Here’s a look at some methods for business leaders to offer constructive feedback that motivates the employees around them.

Be involved beyond direct reports.

In a recent story for Harvard Business Review, Douglas R. Conant writes about his methods of feedback while he was CEO of Campbell Soup. First, he used a Gallup study to measure engagement by the company’s leadership team. The results were poor.

One of the methods Conant used to improve it was what he calls “One-Over-Ones.” These were efforts to get communication moving from the top down. So he would be present in feedback sessions, as would the human resources chief, a senior manager and that manager’s direct report (the subject of the feedback).

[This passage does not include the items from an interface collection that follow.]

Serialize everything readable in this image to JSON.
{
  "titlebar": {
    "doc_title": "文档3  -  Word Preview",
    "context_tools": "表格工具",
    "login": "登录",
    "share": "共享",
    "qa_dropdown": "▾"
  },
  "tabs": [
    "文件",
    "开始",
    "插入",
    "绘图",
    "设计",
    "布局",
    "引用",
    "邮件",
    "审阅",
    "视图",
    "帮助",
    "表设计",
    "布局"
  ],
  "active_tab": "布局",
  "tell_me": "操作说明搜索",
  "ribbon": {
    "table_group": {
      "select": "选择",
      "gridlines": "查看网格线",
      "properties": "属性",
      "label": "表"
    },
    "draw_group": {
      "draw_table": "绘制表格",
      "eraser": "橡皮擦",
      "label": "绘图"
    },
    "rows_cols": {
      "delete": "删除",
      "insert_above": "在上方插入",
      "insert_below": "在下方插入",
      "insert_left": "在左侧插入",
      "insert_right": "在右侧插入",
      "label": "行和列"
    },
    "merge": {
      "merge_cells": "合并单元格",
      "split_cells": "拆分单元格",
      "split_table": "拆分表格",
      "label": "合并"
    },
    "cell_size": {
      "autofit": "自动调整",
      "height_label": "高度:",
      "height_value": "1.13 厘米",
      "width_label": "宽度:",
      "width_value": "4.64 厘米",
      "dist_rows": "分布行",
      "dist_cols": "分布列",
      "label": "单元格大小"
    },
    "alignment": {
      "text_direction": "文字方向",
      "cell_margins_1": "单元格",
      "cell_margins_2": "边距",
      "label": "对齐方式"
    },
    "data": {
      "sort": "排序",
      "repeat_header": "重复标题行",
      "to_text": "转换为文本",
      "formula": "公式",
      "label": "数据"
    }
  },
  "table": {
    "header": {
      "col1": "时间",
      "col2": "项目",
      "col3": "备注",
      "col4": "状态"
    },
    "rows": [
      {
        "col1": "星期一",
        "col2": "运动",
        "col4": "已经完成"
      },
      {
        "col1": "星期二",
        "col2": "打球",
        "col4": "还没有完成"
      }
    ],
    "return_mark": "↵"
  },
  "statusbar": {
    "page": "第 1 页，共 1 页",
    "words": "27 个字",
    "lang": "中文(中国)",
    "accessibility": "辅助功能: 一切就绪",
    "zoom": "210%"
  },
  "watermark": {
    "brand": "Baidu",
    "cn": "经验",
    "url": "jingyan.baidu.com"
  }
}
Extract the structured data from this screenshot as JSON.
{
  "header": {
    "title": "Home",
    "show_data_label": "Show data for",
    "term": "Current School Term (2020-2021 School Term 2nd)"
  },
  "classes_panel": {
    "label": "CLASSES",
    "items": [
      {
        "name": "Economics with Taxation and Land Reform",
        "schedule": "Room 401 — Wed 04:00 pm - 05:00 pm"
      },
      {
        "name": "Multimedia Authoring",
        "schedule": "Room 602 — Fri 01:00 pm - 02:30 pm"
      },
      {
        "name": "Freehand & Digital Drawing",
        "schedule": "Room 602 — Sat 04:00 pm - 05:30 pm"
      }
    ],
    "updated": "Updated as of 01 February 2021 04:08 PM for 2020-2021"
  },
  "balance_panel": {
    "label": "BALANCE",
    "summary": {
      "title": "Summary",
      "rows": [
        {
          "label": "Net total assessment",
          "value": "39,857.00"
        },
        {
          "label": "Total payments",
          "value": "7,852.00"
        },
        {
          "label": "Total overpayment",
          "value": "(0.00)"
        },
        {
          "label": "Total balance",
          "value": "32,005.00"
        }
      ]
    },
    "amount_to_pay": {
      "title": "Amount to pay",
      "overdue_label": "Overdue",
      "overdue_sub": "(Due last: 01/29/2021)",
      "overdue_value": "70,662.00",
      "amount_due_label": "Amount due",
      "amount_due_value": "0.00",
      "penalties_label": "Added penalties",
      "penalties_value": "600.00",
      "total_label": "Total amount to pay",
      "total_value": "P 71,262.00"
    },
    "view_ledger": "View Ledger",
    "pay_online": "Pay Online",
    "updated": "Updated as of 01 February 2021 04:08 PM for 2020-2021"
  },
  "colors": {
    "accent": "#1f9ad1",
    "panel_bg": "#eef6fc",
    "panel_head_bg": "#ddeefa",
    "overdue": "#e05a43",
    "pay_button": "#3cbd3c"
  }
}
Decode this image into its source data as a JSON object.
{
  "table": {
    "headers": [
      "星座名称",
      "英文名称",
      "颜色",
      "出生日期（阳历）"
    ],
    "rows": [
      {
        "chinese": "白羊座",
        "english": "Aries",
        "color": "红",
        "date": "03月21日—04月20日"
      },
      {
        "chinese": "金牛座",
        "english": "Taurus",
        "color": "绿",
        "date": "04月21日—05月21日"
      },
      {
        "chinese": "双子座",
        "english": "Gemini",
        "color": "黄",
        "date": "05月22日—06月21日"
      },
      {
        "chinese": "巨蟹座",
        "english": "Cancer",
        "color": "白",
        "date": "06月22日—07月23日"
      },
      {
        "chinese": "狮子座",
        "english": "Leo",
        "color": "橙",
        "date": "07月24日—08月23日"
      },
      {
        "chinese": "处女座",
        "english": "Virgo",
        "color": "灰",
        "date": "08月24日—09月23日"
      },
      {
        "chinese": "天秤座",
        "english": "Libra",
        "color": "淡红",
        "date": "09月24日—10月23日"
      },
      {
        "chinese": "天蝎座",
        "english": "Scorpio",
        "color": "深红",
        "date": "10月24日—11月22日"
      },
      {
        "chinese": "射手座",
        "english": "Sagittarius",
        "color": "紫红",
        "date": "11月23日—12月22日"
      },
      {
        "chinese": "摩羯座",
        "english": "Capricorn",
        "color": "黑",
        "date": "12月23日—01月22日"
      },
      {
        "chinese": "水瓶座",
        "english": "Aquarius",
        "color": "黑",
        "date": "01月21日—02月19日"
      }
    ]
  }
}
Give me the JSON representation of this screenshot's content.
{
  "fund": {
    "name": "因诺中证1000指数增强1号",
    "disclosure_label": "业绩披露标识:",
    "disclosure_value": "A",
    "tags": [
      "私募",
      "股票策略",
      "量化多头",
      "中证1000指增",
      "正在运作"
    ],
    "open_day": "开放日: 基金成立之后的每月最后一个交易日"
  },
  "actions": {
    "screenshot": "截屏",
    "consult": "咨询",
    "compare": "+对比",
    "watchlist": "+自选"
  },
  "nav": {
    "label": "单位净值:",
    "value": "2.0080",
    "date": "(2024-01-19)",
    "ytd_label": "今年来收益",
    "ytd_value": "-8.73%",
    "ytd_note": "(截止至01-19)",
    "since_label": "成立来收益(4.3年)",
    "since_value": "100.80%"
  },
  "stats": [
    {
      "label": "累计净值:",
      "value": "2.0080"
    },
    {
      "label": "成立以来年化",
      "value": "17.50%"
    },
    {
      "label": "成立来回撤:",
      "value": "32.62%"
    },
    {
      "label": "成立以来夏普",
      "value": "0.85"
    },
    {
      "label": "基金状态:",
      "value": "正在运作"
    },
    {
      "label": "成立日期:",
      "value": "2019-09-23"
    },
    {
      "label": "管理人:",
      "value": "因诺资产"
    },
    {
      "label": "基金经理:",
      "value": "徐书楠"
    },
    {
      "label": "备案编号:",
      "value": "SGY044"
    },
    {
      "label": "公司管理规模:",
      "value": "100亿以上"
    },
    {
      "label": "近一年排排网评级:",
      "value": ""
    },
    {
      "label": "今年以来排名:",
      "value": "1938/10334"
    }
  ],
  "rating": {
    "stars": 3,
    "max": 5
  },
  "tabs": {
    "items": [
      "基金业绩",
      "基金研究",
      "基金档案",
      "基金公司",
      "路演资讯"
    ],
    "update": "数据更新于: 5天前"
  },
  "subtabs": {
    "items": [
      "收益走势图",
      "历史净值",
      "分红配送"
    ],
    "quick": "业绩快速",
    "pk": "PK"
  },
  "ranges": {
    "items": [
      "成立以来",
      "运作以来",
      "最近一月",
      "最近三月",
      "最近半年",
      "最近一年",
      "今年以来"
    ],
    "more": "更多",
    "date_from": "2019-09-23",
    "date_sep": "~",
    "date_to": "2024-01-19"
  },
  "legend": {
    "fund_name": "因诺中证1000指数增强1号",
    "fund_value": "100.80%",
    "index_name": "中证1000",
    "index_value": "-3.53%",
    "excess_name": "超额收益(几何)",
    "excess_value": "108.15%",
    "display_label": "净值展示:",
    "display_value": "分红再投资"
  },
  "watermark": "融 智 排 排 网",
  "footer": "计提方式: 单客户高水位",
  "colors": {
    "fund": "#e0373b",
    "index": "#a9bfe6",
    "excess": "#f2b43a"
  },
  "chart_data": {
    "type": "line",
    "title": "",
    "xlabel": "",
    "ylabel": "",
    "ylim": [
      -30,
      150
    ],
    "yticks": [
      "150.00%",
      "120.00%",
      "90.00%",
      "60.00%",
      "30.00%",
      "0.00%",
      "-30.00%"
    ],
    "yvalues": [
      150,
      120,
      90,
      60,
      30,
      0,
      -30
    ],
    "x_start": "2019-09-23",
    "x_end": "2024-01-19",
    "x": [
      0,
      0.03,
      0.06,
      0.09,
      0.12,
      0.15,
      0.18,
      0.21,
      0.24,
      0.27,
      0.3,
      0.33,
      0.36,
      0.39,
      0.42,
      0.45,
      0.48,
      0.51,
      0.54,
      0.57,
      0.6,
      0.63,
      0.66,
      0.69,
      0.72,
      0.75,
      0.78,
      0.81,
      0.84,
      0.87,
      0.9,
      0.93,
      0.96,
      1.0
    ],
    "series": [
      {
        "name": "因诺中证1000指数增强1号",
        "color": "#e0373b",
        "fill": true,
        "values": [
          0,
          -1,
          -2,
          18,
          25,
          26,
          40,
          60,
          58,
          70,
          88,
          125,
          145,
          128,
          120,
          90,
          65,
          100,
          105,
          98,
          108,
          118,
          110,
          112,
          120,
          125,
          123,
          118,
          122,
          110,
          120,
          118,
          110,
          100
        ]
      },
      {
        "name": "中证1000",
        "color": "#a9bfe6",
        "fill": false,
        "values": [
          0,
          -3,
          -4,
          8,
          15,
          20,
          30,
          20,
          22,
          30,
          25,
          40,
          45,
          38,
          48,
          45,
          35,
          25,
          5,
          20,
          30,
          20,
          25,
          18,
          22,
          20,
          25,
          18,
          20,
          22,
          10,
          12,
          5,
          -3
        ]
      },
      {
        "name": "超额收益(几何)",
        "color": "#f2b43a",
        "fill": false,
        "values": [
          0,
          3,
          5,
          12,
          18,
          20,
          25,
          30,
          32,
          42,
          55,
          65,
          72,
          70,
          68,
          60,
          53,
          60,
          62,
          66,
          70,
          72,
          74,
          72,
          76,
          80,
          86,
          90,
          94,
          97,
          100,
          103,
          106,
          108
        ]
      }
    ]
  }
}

“These meetings took place after the senior manager had already completed the traditional performance review of their subordinate. [The human resources chief] and I would review the evaluation and then prepare to have an intimate discussion between the four of us. These were notably different than regular ‘performance reviews’ because they were top-line conversations focused on the development of the leaders; they were not tedious rundowns of specific tasks or objectives. The focus was leadership itself. ­­The benefits were tremendous in stimulating the engagement of our senior leaders.”

One of the benefits of this format, Conant writes, was emphasizing that everyone can grow and learn, no matter how successful or how high up the ladder they have climbed.

“No matter the level, all leaders need to further hone their skills, to stretch, to grow, to learn,” he says. “You can’t rely on past successes to propel you forward in a fiercely complex world. What’s more, many senior leaders want to continue their development but they don’t know how to make the time amid their extraordinarily demanding schedules — and their desire isn’t supported by the organization in any visible way, so it falls by the wayside. One-Over-Ones afforded high-level leaders at Campbell the rare opportunity to reflect on their leadership and engage in productive development conversations that helped them do their jobs better.”

Remember the purpose.

Giving employee feedback can have its challenges, especially in areas of improvement, but an ideal result would be for the employee to feel motivated to make positive changes. Going overboard on the negatives may make real problems worse. Anese Cavanaugh writes about this for

So you’ve given them feedback and now they’re lying on the ground in the fetal position sucking their thumb with no clue what to do with it,” she says. “This is not good feedback. Instead, you’ll want to watch your own intention, energy and presence as you give it to them. And then, you’ll want to stick around and be responsible for the impact of the feedback you just provided. Did it actually land? Does it make sense? How can you support them in integration? (Bonus points if you get feedback on your feedback; how you made them feel and if it was effective.)”

Be specific.

A common mistake business leaders can making in offering feedback is a lack of specificity. There should be scenarios and results to analyze, so prepare with notes and details, and have those examples ready. Giving vague or redundant simplifications won’t be much of a help, as Yael Bacharach writes for

“No hinting,” she says. “No generalizations. Be specific. Use concrete examples and make reference to specific events. Always refer back to items raised in your conversation. Don’t expect people to understand the meaning behind your words.”